EXERCISE DETAILS: Please filter the entries for the word "snippet" and copy every line that has it.

PROVIDED INFORMATION:

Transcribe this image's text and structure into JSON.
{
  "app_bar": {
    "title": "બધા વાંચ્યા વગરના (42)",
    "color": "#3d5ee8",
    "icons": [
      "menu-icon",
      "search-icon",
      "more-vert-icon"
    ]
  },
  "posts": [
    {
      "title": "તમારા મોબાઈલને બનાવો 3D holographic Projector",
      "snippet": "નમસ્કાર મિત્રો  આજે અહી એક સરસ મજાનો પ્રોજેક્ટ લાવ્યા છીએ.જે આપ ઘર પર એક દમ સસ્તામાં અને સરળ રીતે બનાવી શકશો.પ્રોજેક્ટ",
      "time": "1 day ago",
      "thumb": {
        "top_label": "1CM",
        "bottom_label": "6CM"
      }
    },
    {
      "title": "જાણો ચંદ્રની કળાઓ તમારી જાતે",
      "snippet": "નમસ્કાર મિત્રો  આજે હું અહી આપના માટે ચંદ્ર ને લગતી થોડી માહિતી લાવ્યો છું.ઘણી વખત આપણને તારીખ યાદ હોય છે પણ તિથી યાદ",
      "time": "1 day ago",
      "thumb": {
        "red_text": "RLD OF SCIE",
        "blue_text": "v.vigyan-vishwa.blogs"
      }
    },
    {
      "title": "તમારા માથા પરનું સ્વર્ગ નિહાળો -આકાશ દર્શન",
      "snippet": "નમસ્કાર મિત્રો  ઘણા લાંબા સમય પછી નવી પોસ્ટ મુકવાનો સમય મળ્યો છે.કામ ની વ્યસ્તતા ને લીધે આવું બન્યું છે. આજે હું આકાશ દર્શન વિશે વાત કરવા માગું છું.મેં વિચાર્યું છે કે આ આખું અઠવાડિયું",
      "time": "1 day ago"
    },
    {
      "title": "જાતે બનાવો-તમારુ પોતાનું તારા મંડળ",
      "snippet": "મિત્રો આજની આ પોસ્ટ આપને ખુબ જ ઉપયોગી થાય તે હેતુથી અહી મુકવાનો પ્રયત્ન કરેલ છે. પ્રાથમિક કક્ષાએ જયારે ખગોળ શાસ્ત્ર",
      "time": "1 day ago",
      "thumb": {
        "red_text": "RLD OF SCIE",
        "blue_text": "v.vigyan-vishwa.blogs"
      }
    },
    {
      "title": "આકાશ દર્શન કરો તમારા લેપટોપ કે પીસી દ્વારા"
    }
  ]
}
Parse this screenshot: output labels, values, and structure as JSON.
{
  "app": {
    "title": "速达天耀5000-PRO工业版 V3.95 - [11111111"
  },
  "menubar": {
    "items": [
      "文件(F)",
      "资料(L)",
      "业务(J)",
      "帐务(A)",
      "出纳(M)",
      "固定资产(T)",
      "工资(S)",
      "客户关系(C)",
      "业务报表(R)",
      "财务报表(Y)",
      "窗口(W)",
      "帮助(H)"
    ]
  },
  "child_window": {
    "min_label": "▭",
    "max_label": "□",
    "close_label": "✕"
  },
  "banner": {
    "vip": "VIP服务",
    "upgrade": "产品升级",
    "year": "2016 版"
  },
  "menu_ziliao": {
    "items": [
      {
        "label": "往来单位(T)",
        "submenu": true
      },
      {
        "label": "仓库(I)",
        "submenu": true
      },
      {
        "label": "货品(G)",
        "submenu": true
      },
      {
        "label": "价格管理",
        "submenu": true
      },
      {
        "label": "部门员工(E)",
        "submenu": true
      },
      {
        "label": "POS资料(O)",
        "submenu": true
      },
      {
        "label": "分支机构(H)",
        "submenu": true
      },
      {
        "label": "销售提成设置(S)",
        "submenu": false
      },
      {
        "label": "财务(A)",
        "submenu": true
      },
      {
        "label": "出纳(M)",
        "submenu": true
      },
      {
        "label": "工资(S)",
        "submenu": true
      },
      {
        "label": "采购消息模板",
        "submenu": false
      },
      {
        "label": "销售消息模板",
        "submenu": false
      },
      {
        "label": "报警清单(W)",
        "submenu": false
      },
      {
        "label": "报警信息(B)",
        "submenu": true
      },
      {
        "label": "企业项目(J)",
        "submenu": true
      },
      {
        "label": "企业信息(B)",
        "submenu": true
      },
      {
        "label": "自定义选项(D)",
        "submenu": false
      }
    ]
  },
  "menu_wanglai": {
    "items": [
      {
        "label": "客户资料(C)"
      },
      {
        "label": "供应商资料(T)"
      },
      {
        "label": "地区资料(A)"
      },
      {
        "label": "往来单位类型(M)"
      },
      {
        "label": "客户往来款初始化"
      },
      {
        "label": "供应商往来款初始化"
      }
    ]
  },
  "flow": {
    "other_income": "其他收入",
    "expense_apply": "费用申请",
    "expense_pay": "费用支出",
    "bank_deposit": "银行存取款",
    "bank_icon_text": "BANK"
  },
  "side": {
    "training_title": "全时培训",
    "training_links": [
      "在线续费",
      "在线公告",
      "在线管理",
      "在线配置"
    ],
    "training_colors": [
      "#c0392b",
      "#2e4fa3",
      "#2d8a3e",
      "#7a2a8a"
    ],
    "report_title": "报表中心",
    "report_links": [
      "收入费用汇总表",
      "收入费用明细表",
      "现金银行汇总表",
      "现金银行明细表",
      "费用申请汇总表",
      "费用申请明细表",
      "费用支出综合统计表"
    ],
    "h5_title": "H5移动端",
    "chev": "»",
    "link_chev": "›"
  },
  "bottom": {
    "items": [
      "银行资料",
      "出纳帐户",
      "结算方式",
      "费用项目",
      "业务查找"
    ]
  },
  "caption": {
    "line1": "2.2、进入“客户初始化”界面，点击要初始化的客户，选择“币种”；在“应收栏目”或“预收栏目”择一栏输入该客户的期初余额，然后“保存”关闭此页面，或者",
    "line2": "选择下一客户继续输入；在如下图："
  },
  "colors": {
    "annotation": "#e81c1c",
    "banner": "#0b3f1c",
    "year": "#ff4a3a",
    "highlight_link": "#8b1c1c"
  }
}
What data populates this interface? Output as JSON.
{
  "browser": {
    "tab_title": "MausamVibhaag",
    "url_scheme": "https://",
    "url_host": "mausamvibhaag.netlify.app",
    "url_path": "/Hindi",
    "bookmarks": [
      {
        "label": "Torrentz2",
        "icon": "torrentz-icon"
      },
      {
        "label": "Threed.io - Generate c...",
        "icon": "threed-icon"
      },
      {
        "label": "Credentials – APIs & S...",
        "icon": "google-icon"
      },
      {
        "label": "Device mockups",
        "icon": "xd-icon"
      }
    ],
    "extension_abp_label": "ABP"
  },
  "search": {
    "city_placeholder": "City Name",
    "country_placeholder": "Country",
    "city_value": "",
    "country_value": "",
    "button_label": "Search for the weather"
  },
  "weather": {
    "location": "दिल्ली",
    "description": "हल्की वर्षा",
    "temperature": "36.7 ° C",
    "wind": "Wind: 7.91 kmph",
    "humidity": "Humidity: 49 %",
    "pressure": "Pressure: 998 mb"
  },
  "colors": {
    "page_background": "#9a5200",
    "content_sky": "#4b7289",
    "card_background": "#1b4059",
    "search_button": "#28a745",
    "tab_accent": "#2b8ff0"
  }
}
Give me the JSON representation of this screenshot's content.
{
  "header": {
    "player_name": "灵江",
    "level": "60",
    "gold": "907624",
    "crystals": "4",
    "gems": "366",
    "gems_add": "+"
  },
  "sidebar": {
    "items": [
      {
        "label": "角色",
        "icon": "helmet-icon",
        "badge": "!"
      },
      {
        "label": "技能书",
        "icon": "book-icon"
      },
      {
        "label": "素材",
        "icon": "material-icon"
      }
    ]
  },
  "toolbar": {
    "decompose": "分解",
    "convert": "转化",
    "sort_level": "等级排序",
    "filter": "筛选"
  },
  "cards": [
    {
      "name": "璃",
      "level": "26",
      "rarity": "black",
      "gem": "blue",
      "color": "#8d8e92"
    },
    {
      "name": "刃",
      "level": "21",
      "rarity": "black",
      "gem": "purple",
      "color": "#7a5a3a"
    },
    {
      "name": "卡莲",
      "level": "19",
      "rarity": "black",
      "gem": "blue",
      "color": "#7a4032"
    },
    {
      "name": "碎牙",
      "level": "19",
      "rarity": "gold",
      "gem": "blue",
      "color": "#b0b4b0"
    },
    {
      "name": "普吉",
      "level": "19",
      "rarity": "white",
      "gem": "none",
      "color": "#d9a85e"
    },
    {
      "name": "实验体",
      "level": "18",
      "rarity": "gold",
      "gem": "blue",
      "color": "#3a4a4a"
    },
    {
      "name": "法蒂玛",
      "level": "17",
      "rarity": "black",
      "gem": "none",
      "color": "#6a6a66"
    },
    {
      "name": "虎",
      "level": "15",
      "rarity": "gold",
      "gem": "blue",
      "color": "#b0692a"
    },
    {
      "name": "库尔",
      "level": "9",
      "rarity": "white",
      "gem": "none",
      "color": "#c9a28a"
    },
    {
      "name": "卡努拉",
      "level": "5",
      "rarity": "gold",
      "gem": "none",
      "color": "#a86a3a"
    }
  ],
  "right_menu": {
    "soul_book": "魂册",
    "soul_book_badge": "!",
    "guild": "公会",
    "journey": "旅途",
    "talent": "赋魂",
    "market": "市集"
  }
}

RESPONSE FOR THIS EXERCISE:
      "snippet": "નમસ્કાર મિત્રો  આજે અહી એક સરસ મજાનો પ્રોજેક્ટ લાવ્યા છીએ.જે આપ ઘર પર એક દમ સસ્તામાં અને સરળ રીતે બનાવી શકશો.પ્રોજેક્ટ",
      "snippet": "નમસ્કાર મિત્રો  આજે હું અહી આપના માટે ચંદ્ર ને લગતી થોડી માહિતી લાવ્યો છું.ઘણી વખત આપણને તારીખ યાદ હોય છે પણ તિથી યાદ",
      "snippet": "નમસ્કાર મિત્રો  ઘણા લાંબા સમય પછી નવી પોસ્ટ મુકવાનો સમય મળ્યો છે.કામ ની વ્યસ્તતા ને લીધે આવું બન્યું છે. આજે હું આકાશ દર્શન વિશે વાત કરવા માગું છું.મેં વિચાર્યું છે કે આ આખું અઠવાડિયું",
      "snippet": "મિત્રો આજની આ પોસ્ટ આપને ખુબ જ ઉપયોગી થાય તે હેતુથી અહી મુકવાનો પ્રયત્ન કરેલ છે. પ્રાથમિક કક્ષાએ જયારે ખગોળ શાસ્ત્ર",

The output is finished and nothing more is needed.